  4. On completion of this module usually 4 months into the program I would recommend completion of the RE for representatives as this is required to be completed in the first two years after DOFA.
  5. Write external RE through Moonstone.
  6. Skills Program 2 Risk management and FNA to complete the core and fundamental knowledge required for this qualification. This would provide a further 50 credits to the above from SP 1
  7. Complete the training and write the exam for the Class Of Business Training for Investments prior to attending the thrived and third and final module  for the NC Wealth management qualification.  Learner could also complete any other specialised CoB if required – Health, Short term, Pensions and Group Benefits
  8. Skills program 3 Wealth Management to complete the qualification 45 credits which covers retirement, investments and estates to complete the generic wealth management qualification.
  9. After 2 years in the industry this learner is now full “fit and proper “ and is not working under supervision and is required to complete CPD or continuing professional development which needs to be completed and recorded for the adviser to stay fit and proper.  The above adviser would need about 17 credits per year over a 3 year cycle and if this is not done the Representitive could be debarred. This will include:
    1. Attending lectures that are credit bearing
    2. Reading journals and completing assessments to provide knowledge acquired
    3. Short programs in specialist financial advice areas:
      1. Business Insurance
      2. Estates
      3. Investments
      4. Health
      5. Pensions
See RSC website for details of existing programs or as a new program is launched.
RSC will be offering the new QCTO programs that were developed by INSETA to replace the existing qualification and these should be available early next year once they have completed the SAQA accreditation and registration process.
The above plan will get you to and keep you “fit and proper” as an adviser but what then…

Adviser to Planner

The above ADVISER  would be “fit and proper” if you maintained the above CBD and I do not believe you will be required by the FSCA to increase your level to 6 or above unless you wanted to become involved in advanced investments or to become a FINANCIAL PLANNER.
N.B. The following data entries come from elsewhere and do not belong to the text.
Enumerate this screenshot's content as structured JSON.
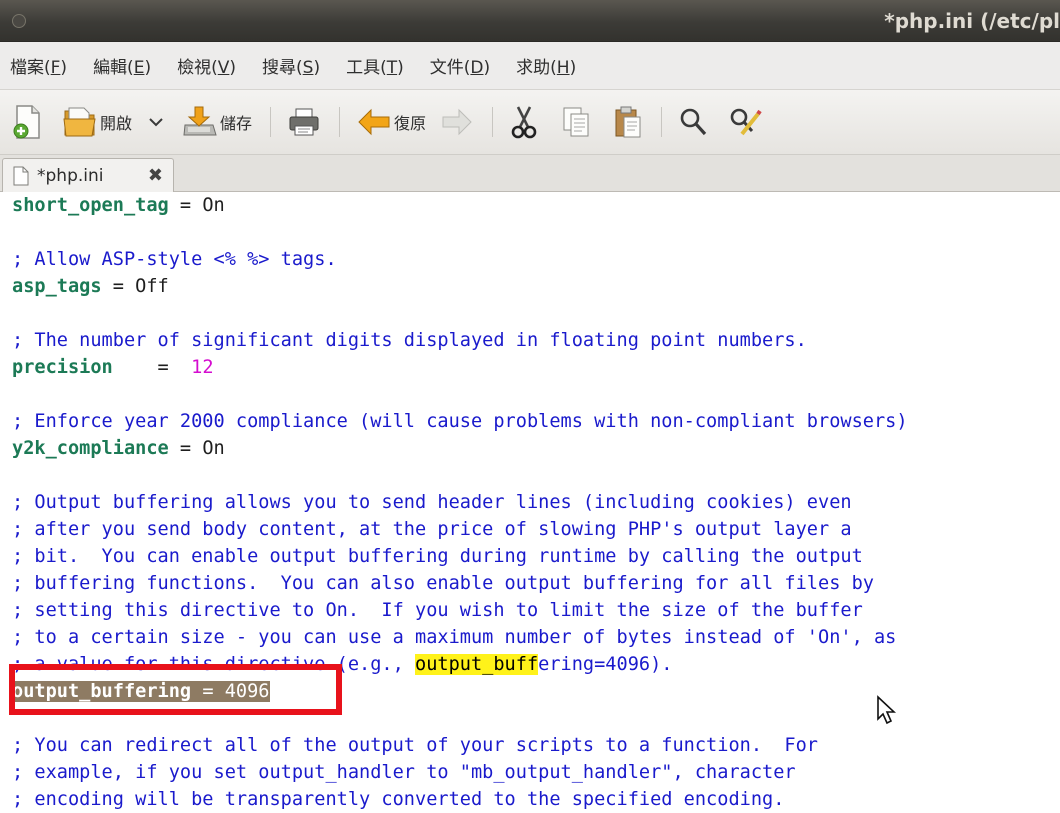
{
  "window": {
    "title": "*php.ini (/etc/pl"
  },
  "menu": {
    "items": [
      {
        "label": "檔案(",
        "key": "F",
        "end": ")"
      },
      {
        "label": "編輯(",
        "key": "E",
        "end": ")"
      },
      {
        "label": "檢視(",
        "key": "V",
        "end": ")"
      },
      {
        "label": "搜尋(",
        "key": "S",
        "end": ")"
      },
      {
        "label": "工具(",
        "key": "T",
        "end": ")"
      },
      {
        "label": "文件(",
        "key": "D",
        "end": ")"
      },
      {
        "label": "求助(",
        "key": "H",
        "end": ")"
      }
    ]
  },
  "toolbar": {
    "open_label": "開啟",
    "save_label": "儲存",
    "undo_label": "復原"
  },
  "tab": {
    "label": "*php.ini"
  },
  "editor": {
    "lines": [
      [
        {
          "t": "k",
          "s": "short_open_tag"
        },
        {
          "t": "v",
          "s": " = On"
        }
      ],
      [],
      [
        {
          "t": "c",
          "s": "; Allow ASP-style <% %> tags."
        }
      ],
      [
        {
          "t": "k",
          "s": "asp_tags"
        },
        {
          "t": "v",
          "s": " = Off"
        }
      ],
      [],
      [
        {
          "t": "c",
          "s": "; The number of significant digits displayed in floating point numbers."
        }
      ],
      [
        {
          "t": "k",
          "s": "precision"
        },
        {
          "t": "v",
          "s": "    =  "
        },
        {
          "t": "num",
          "s": "12"
        }
      ],
      [],
      [
        {
          "t": "c",
          "s": "; Enforce year 2000 compliance (will cause problems with non-compliant browsers)"
        }
      ],
      [
        {
          "t": "k",
          "s": "y2k_compliance"
        },
        {
          "t": "v",
          "s": " = On"
        }
      ],
      [],
      [
        {
          "t": "c",
          "s": "; Output buffering allows you to send header lines (including cookies) even"
        }
      ],
      [
        {
          "t": "c",
          "s": "; after you send body content, at the price of slowing PHP's output layer a"
        }
      ],
      [
        {
          "t": "c",
          "s": "; bit.  You can enable output buffering during runtime by calling the output"
        }
      ],
      [
        {
          "t": "c",
          "s": "; buffering functions.  You can also enable output buffering for all files by"
        }
      ],
      [
        {
          "t": "c",
          "s": "; setting this directive to On.  If you wish to limit the size of the buffer"
        }
      ],
      [
        {
          "t": "c",
          "s": "; to a certain size - you can use a maximum number of bytes instead of 'On', as"
        }
      ],
      [
        {
          "t": "c",
          "s": "; a value for this directive (e.g., "
        },
        {
          "t": "hl",
          "s": "output_buff"
        },
        {
          "t": "c",
          "s": "ering=4096)."
        }
      ],
      [
        {
          "t": "sel",
          "s": "output_buffering"
        },
        {
          "t": "selv",
          "s": " = 4096"
        }
      ],
      [],
      [
        {
          "t": "c",
          "s": "; You can redirect all of the output of your scripts to a function.  For"
        }
      ],
      [
        {
          "t": "c",
          "s": "; example, if you set output_handler to \"mb_output_handler\", character"
        }
      ],
      [
        {
          "t": "c",
          "s": "; encoding will be transparently converted to the specified encoding."
        }
      ]
    ]
  }
}
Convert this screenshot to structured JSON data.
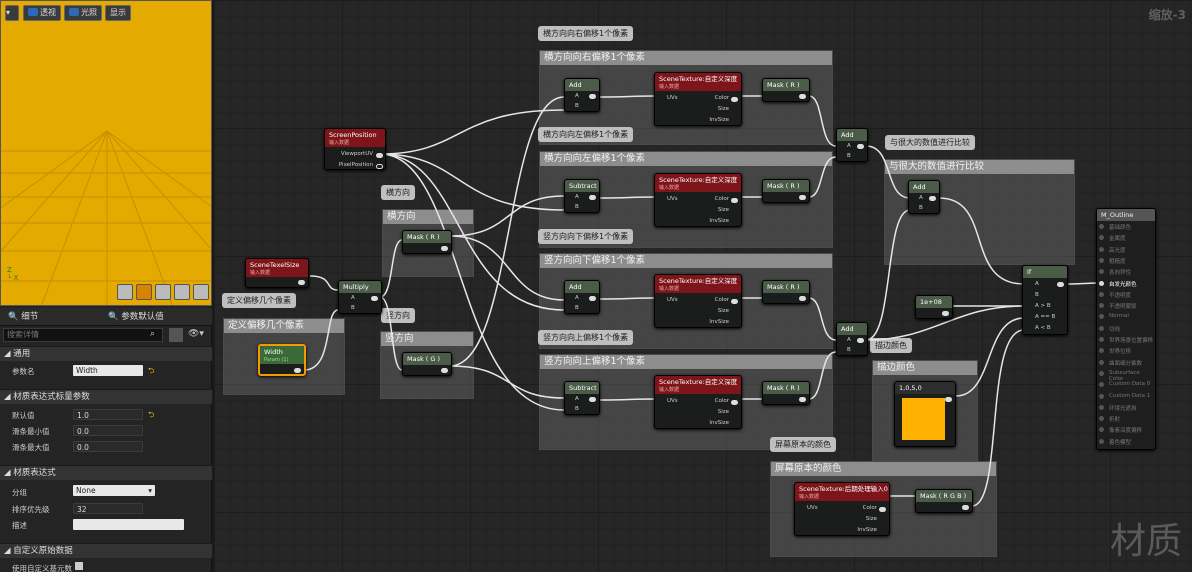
{
  "viewport": {
    "toolbar": [
      "透视",
      "光照",
      "显示"
    ]
  },
  "panel": {
    "tabs": [
      "细节",
      "参数默认值"
    ],
    "search_placeholder": "搜索详情",
    "sections": {
      "general": "通用",
      "scalar": "材质表达式标量参数",
      "expression": "材质表达式",
      "custom": "自定义原始数据"
    },
    "param_name_label": "参数名",
    "param_name": "Width",
    "default_label": "默认值",
    "default": "1.0",
    "slider_min_label": "滑条最小值",
    "slider_min": "0.0",
    "slider_max_label": "滑条最大值",
    "slider_max": "0.0",
    "group_label": "分组",
    "group": "None",
    "sort_label": "排序优先级",
    "sort": "32",
    "desc_label": "描述",
    "desc": "",
    "use_custom_label": "使用自定义基元数"
  },
  "graph": {
    "zoom": "缩放-3",
    "watermark": "材质",
    "comments": {
      "right": "横方向向右偏移1个像素",
      "left": "横方向向左偏移1个像素",
      "down": "竖方向向下偏移1个像素",
      "up": "竖方向向上偏移1个像素",
      "horiz": "横方向",
      "vert": "竖方向",
      "offset": "定义偏移几个像素",
      "compare": "与很大的数值进行比较",
      "edge": "描边颜色",
      "orig": "屏幕原本的颜色"
    },
    "nodes": {
      "add": "Add",
      "subtract": "Subtract",
      "multiply": "Multiply",
      "if": "If",
      "mask_r": "Mask ( R )",
      "mask_g": "Mask ( G )",
      "mask_rgb": "Mask ( R G B )",
      "scenetex": "SceneTexture:自定义深度",
      "scenetex_pp": "SceneTexture:后期处理输入0",
      "screenpos": "ScreenPosition",
      "texelsize": "SceneTexelSize",
      "input_data": "输入数据",
      "width": "Width",
      "width_sub": "Param (1)",
      "const": "1e+08",
      "color_val": "1,0,5,0",
      "uvs": "UVs",
      "color": "Color",
      "size": "Size",
      "invsize": "InvSize",
      "viewportuv": "ViewportUV",
      "pixelpos": "PixelPosition",
      "pin_a": "A",
      "pin_b": "B",
      "agb": "A > B",
      "aeb": "A == B",
      "alb": "A < B"
    },
    "output": {
      "title": "M_Outline",
      "pins": [
        "基础颜色",
        "金属度",
        "高光度",
        "粗糙度",
        "各向异性",
        "自发光颜色",
        "不透明度",
        "不透明蒙版",
        "Normal",
        "切线",
        "世界场景位置偏移",
        "世界位移",
        "曲面细分乘数",
        "Subsurface Color",
        "Custom Data 0",
        "Custom Data 1",
        "环境光遮挡",
        "折射",
        "像素深度偏移",
        "着色模型"
      ]
    }
  },
  "colors": {
    "viewport": "#e4aa00",
    "edge": "#ffb000",
    "node_red": "#7d151a",
    "node_green": "#4a5b48"
  }
}
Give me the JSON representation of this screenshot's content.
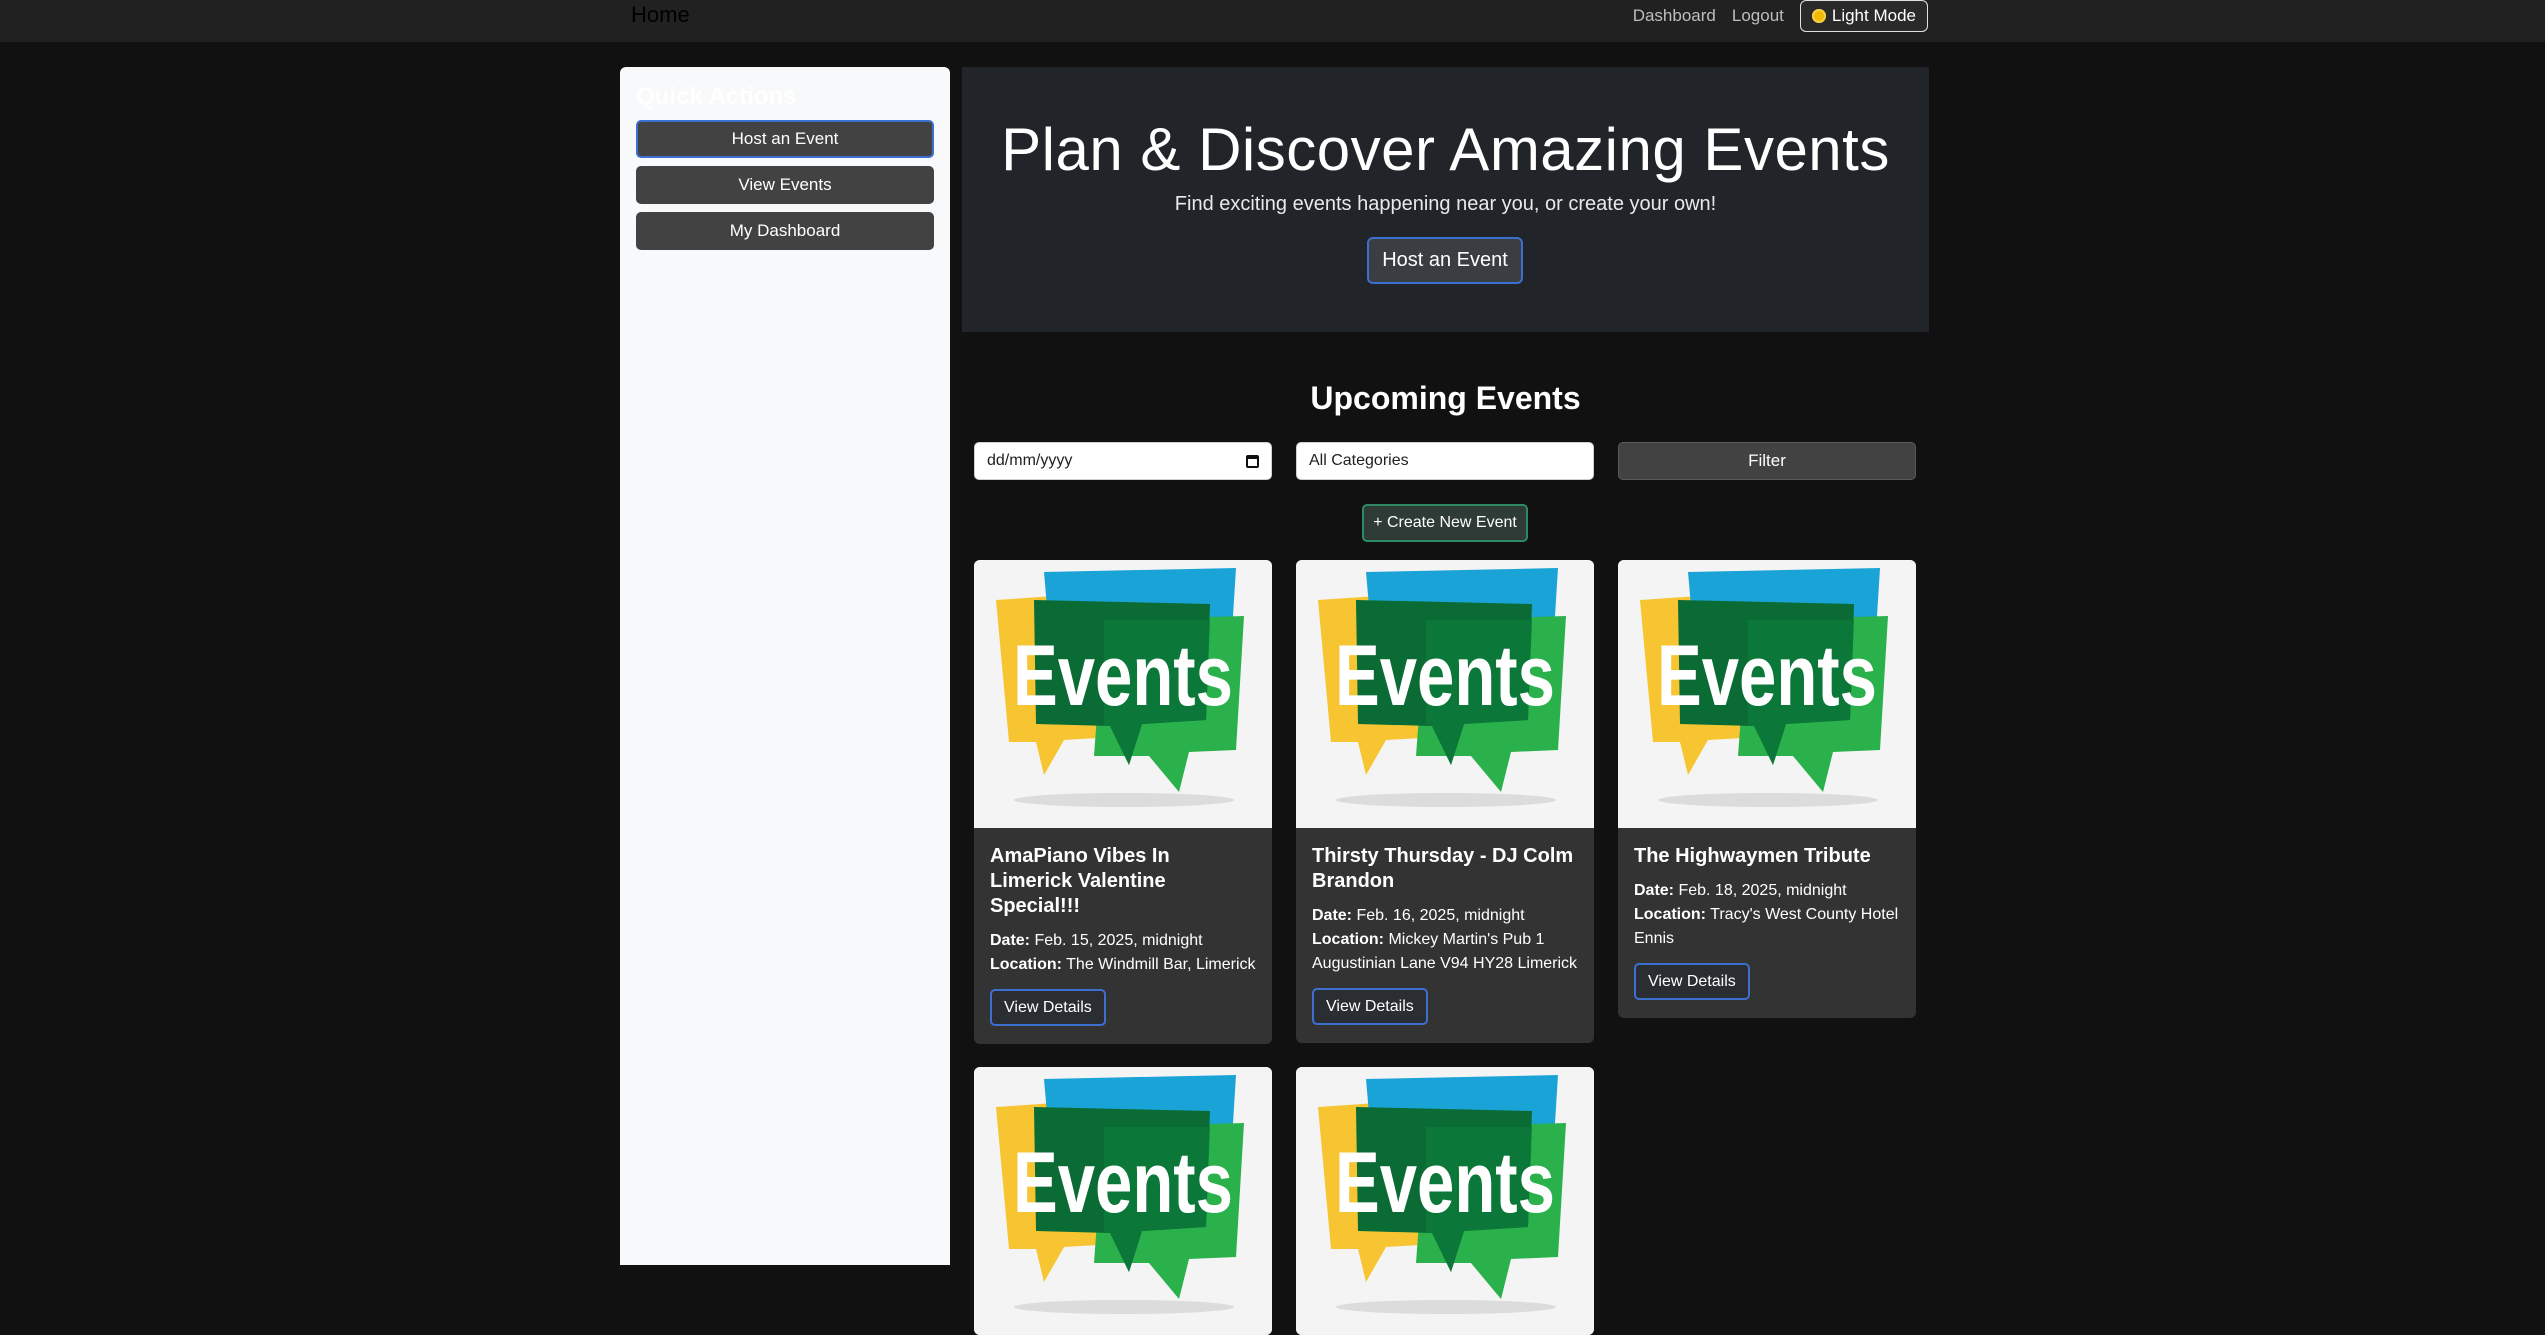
{
  "navbar": {
    "brand": "Home",
    "links": [
      "Dashboard",
      "Logout"
    ],
    "mode_button": "Light Mode",
    "mode_icon": "sun-icon"
  },
  "sidebar": {
    "title": "Quick Actions",
    "buttons": [
      "Host an Event",
      "View Events",
      "My Dashboard"
    ]
  },
  "hero": {
    "title": "Plan & Discover Amazing Events",
    "subtitle": "Find exciting events happening near you, or create your own!",
    "button": "Host an Event"
  },
  "events_section": {
    "title": "Upcoming Events",
    "date_placeholder": "dd/mm/yyyy",
    "category_selected": "All Categories",
    "filter_button": "Filter",
    "create_button": "+ Create New Event"
  },
  "labels": {
    "date": "Date:",
    "location": "Location:",
    "view_details": "View Details"
  },
  "events": [
    {
      "title": "AmaPiano Vibes In Limerick Valentine Special!!!",
      "date": "Feb. 15, 2025, midnight",
      "location": "The Windmill Bar, Limerick",
      "image_text": "Events"
    },
    {
      "title": "Thirsty Thursday - DJ Colm Brandon",
      "date": "Feb. 16, 2025, midnight",
      "location": "Mickey Martin's Pub 1 Augustinian Lane V94 HY28 Limerick",
      "image_text": "Events"
    },
    {
      "title": "The Highwaymen Tribute",
      "date": "Feb. 18, 2025, midnight",
      "location": "Tracy's West County Hotel Ennis",
      "image_text": "Events"
    },
    {
      "image_text": "Events"
    },
    {
      "image_text": "Events"
    }
  ]
}
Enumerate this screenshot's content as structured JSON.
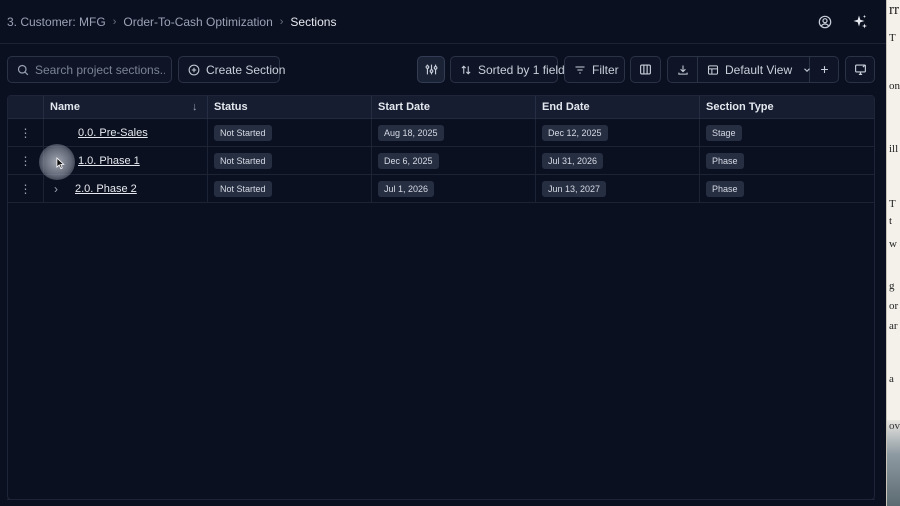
{
  "breadcrumb": {
    "items": [
      "3. Customer: MFG",
      "Order-To-Cash Optimization",
      "Sections"
    ]
  },
  "header": {
    "icons": [
      "user-circle-icon",
      "sparkle-icon"
    ]
  },
  "toolbar": {
    "search_placeholder": "Search project sections...",
    "create_label": "Create Section",
    "sorted_label": "Sorted by 1 field",
    "filter_label": "Filter",
    "view_label": "Default View"
  },
  "table": {
    "columns": [
      "Name",
      "Status",
      "Start Date",
      "End Date",
      "Section Type"
    ],
    "rows": [
      {
        "name": "0.0. Pre-Sales",
        "status": "Not Started",
        "start": "Aug 18, 2025",
        "end": "Dec 12, 2025",
        "type": "Stage"
      },
      {
        "name": "1.0. Phase 1",
        "status": "Not Started",
        "start": "Dec 6, 2025",
        "end": "Jul 31, 2026",
        "type": "Phase"
      },
      {
        "name": "2.0. Phase 2",
        "status": "Not Started",
        "start": "Jul 1, 2026",
        "end": "Jun 13, 2027",
        "type": "Phase"
      }
    ]
  },
  "side_window": {
    "fragments": [
      "rr",
      "T",
      "on",
      "ill",
      "T",
      "t",
      "w",
      "g",
      "or",
      "ar",
      "a",
      "ov"
    ]
  },
  "colors": {
    "background": "#0b1020",
    "header_row": "#161d30",
    "pill": "#262e42"
  }
}
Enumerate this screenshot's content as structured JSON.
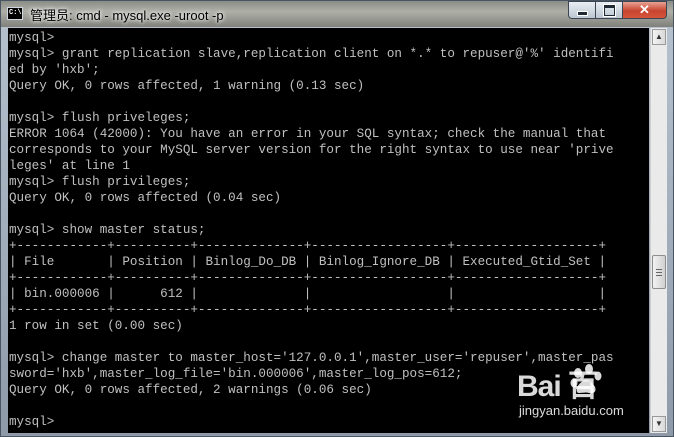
{
  "window": {
    "title": "管理员: cmd - mysql.exe  -uroot -p",
    "icon_text": "C:\\",
    "controls": {
      "minimize": "minimize-icon",
      "maximize": "maximize-icon",
      "close": "close-icon"
    }
  },
  "console": {
    "lines": [
      "mysql>",
      "mysql> grant replication slave,replication client on *.* to repuser@'%' identifi",
      "ed by 'hxb';",
      "Query OK, 0 rows affected, 1 warning (0.13 sec)",
      "",
      "mysql> flush priveleges;",
      "ERROR 1064 (42000): You have an error in your SQL syntax; check the manual that",
      "corresponds to your MySQL server version for the right syntax to use near 'prive",
      "leges' at line 1",
      "mysql> flush privileges;",
      "Query OK, 0 rows affected (0.04 sec)",
      "",
      "mysql> show master status;",
      "+------------+----------+--------------+------------------+-------------------+",
      "| File       | Position | Binlog_Do_DB | Binlog_Ignore_DB | Executed_Gtid_Set |",
      "+------------+----------+--------------+------------------+-------------------+",
      "| bin.000006 |      612 |              |                  |                   |",
      "+------------+----------+--------------+------------------+-------------------+",
      "1 row in set (0.00 sec)",
      "",
      "mysql> change master to master_host='127.0.0.1',master_user='repuser',master_pas",
      "sword='hxb',master_log_file='bin.000006',master_log_pos=612;",
      "Query OK, 0 rows affected, 2 warnings (0.06 sec)",
      "",
      "mysql>"
    ]
  },
  "scrollbar": {
    "up_arrow": "▲",
    "down_arrow": "▼"
  },
  "watermark": {
    "logo": "Bai  百",
    "site": "jingyan.baidu.com"
  }
}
The new regulations do not allow the representative to call themselves a financial planner unless you do financial planning as opposed to providing advice on individual products.  You also need to belong to a professional body and be registered as a financial planner. Currently, the only way to do this is to achieve a postgraduate qualification in financial planning and then become a CFP or Certified Financial Planner through the FPI(Financial Planning Institute)
To become a PLANNER you would need to either:
  1. Complete a level 6 program in financial advice and introduction to financial planning – these occupational  programs have been developed and are being registered at the moment and you could start on one of these early next year. Or could attend a specialised B.Com Degree program with various universities or Milpark
  2. Complete a level 7 program which is available through various universities
  3. Enrol for a Post Graduate in FInancial Planning and on completion write the FPI board exam and become a financial planner.
Enrol for the RPL option offered by some of the universities to gain entry to Post Graduate at level 8 and the CFP board exams by either
  1. Using your current level 5 program and your experience as a financial adviser to attempt the RPL process, but this is very difficult if you have not developed the required practical skills and these were not a requirements when you completed the level 5 qualification.
  2. Complete the level 6 occupational qualification which will teach the calculation skills and other practical skills required in the RPL process to succeed, and then to complete the RPL and enrol for post graduate in financial planning and CFP board exams.
Hope this provides some guidance and answers to your questions.